“It is against reason to be burdensome to others, showing no amusement and acting as a wet blanket. Those without a sense of fun, who never say anything ridiculous, and are cantankerous with those who do, these are vicious, and are called grumpy and rude.”
A few fortunate senior citizens go on pretty much as usual with few parts out of order. But for the majority of us, aging exacts its toll. Solomon’s description of the process sums things up well:
“In old age, your body no longer serves you so well
Never miss a local story.
Muscles slacken, grip weakens, joints stiffen.
The shades are pulled down on the world.
You can’t come and go at will. Things grind to a halt.
The hum of the household fades away.
You are wakened now by bird-song.
Hikes to the mountains are a thing of the past.
Even a stroll down the road has its terrors.
Your hair turns apple-blossom white,
Adorning a fragile and impotent matchstick body.”
The odd thing, however, is that most of us don’t feel old. Oh, there are days when we feel every one of our years; but in general there’s a vast disparity between the sight that confronts us in the mirror each morning and the young person that resides within. One of my favorite quotations from Fredrick Buechner’s Godric hangs in a place of honor over my desk and expresses my heartfelt sentiment: “Deep inside this wrecked and ravished hull there sails a young man still.” I’d like to keep that outlook to the end.
To think of all the things we used to do in the “good old days” and can’t do any more only makes a body feel worse. It’s much better to poke fun at oneself than grumble and complain. Arthritic joints, hearing and memory loss, failing eyesight are no fun, but we can survive them by managing to see them, among other things and despite all, as desperately funny.
There’s something delightful about old folks who keep their sense of humor. They’re a joy to be around. Like the 80-year-old gardener who, when asked how old he was, replied, “I’m an octogeranium.” You gotta love it! An old man with a young mind and a puckish wit, the kind of person you love to be around. So much better than a “grumpa.”
Some years ago I came across a printed message by Dr. W.H. Lax, a Methodist minister who worked among the poor of London in the 19th century. In this message he gives wise counsel to those in their sunset years.
The age of the body, apart from actual disease, depends upon the vital organs: the heart, lungs and the like. These are “set” for a certain period. They may get worn out, either by fair wear and tear, or, much sooner, by unfair wear and tear. You cannot help that.

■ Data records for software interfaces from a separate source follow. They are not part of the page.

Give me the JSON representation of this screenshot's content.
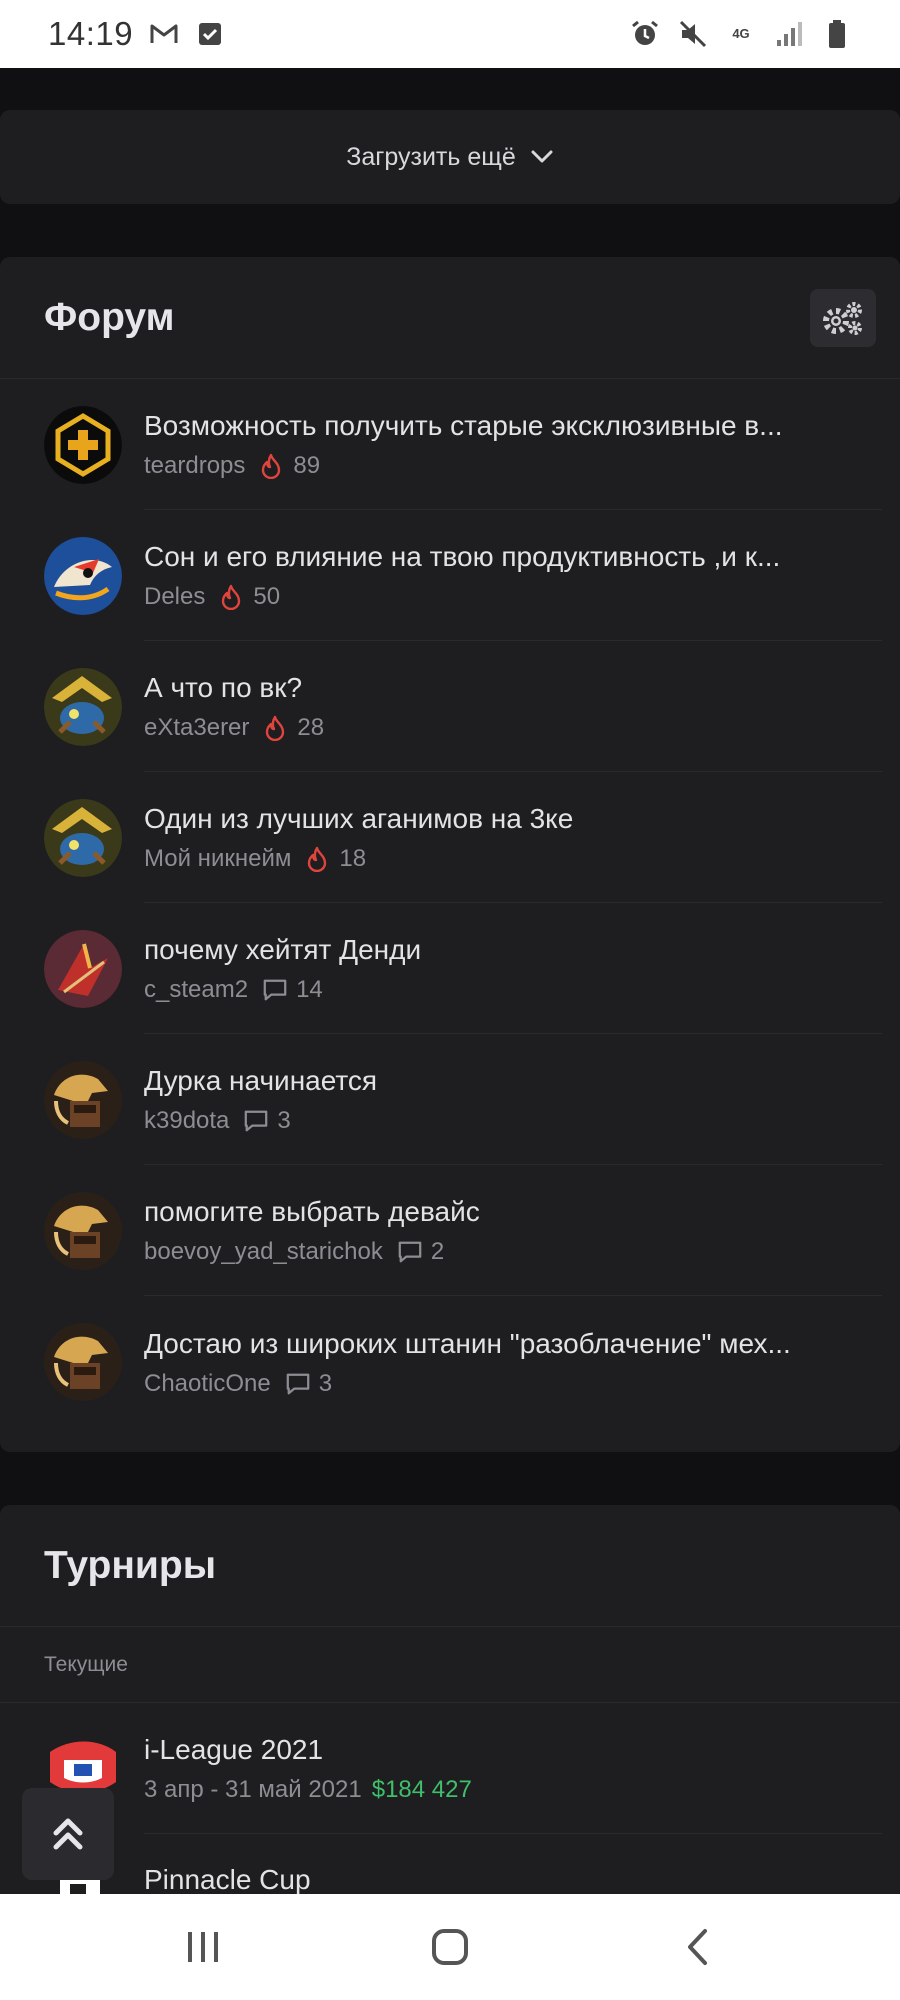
{
  "status_bar": {
    "time": "14:19",
    "network": "4G"
  },
  "load_more": {
    "label": "Загрузить ещё"
  },
  "forum": {
    "title": "Форум",
    "topics": [
      {
        "title": "Возможность получить старые эксклюзивные в...",
        "author": "teardrops",
        "icon": "fire-icon",
        "count": "89"
      },
      {
        "title": "Сон и его влияние на твою продуктивность ,и к...",
        "author": "Deles",
        "icon": "fire-icon",
        "count": "50"
      },
      {
        "title": "А что по вк?",
        "author": "eXta3erer",
        "icon": "fire-icon",
        "count": "28"
      },
      {
        "title": "Один из лучших аганимов на 3ке",
        "author": "Мой никнейм",
        "icon": "fire-icon",
        "count": "18"
      },
      {
        "title": "почему хейтят Денди",
        "author": "c_steam2",
        "icon": "comment-icon",
        "count": "14"
      },
      {
        "title": "Дурка начинается",
        "author": "k39dota",
        "icon": "comment-icon",
        "count": "3"
      },
      {
        "title": "помогите выбрать девайс",
        "author": "boevoy_yad_starichok",
        "icon": "comment-icon",
        "count": "2"
      },
      {
        "title": "Достаю из широких штанин \"разоблачение\" мех...",
        "author": "ChaoticOne",
        "icon": "comment-icon",
        "count": "3"
      }
    ]
  },
  "tournaments": {
    "title": "Турниры",
    "section_label": "Текущие",
    "items": [
      {
        "name": "i-League 2021",
        "dates": "3 апр - 31 май 2021",
        "prize": "$184 427"
      },
      {
        "name": "Pinnacle Cup",
        "dates": "",
        "prize": ""
      }
    ]
  },
  "colors": {
    "background": "#101012",
    "card": "#1e1e21",
    "fire": "#e0443c",
    "prize": "#3fbf6a"
  }
}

But you can control the age of your mind. You can, if you face life in the right spirit, keep the mind young almost indefinitely. And remember that the mind controls the activities and energies of all the rest of the body. It is the supreme organ. If you let the mind grow old, the body will grow old also.
How are you to keep the mind young? The most important thing is to cultivate a cheerful spirit, never allowing pessimism to gain the upper hand. Make up your mind to maintain a buoyant outlook on life. When the sun shines, let it shine on you. Gray days will come, but always think of the sunny days which must assuredly follow. Hang on to your sense of humor with both hands. The older you grow, the more you will need it. Most of the neurotic wrecks one sees, and some of the mental ones, are the natural result of a morbid outlook on life.
And keep an open, active mind. You cannot keep the mind young if you persist in looking at the gloomy side, or in closing it to new ideas, muffling it up in prejudices and stifling its enthusiasms. It is losing the thrill and zest of life that makes a man old. He doesn’t lose the thrill because he is old; he becomes old because he has lost the thrill. The moment a person loses his sense of wonder at the beauty of a sunset, or the glory of heroism and self-sacrifice, or the intricate markings on a butterfly’s wing, or the marvels of science, he becomes old.
How can we gain and keep that perspective? Well … it is an attitude, a concomitant of a special kind of joy, a joy that G.K. Chesterton called “the gigantic secret of the Christian.” Jesus, he said, “satisfies perfectly,” so that “joy becomes gigantic and sadness becomes special and small.” (Orthodoxy, “Authority and the Adventurer”)
Faith puts its trust in God’s wise providence, His compassionate, kindhearted care, His unfailing love, His promise that someday He will take us to be with Him forever. These are the truths that satisfy and sustain us, that enable us to rise joyfully each morning, whatever we have to face throughout the day.
Israel’s prophet, Habakkuk, put it this way:
“Though the cherry trees don’t blossom,
and the strawberries don’t ripen,
Though the apples are worm-eaten
and the wheat fields stunted,
Though the sheep pens are sleepless,
and the cattle barns empty,
I’m singing joyful praise to God.
I’m turning cartwheels of joy to my Savior.”
David and Carolyn Roper co-direct the work of Idaho Mountain Ministries, a ministry of clergy care. David is the author of 14 books, the most recent: “Teach Us To Number Our Days.” His musings are archived on davidroper.blogspot.com/
The Idaho Statesman’s weekly faith column features a rotation of writers from many different faiths and perspectives.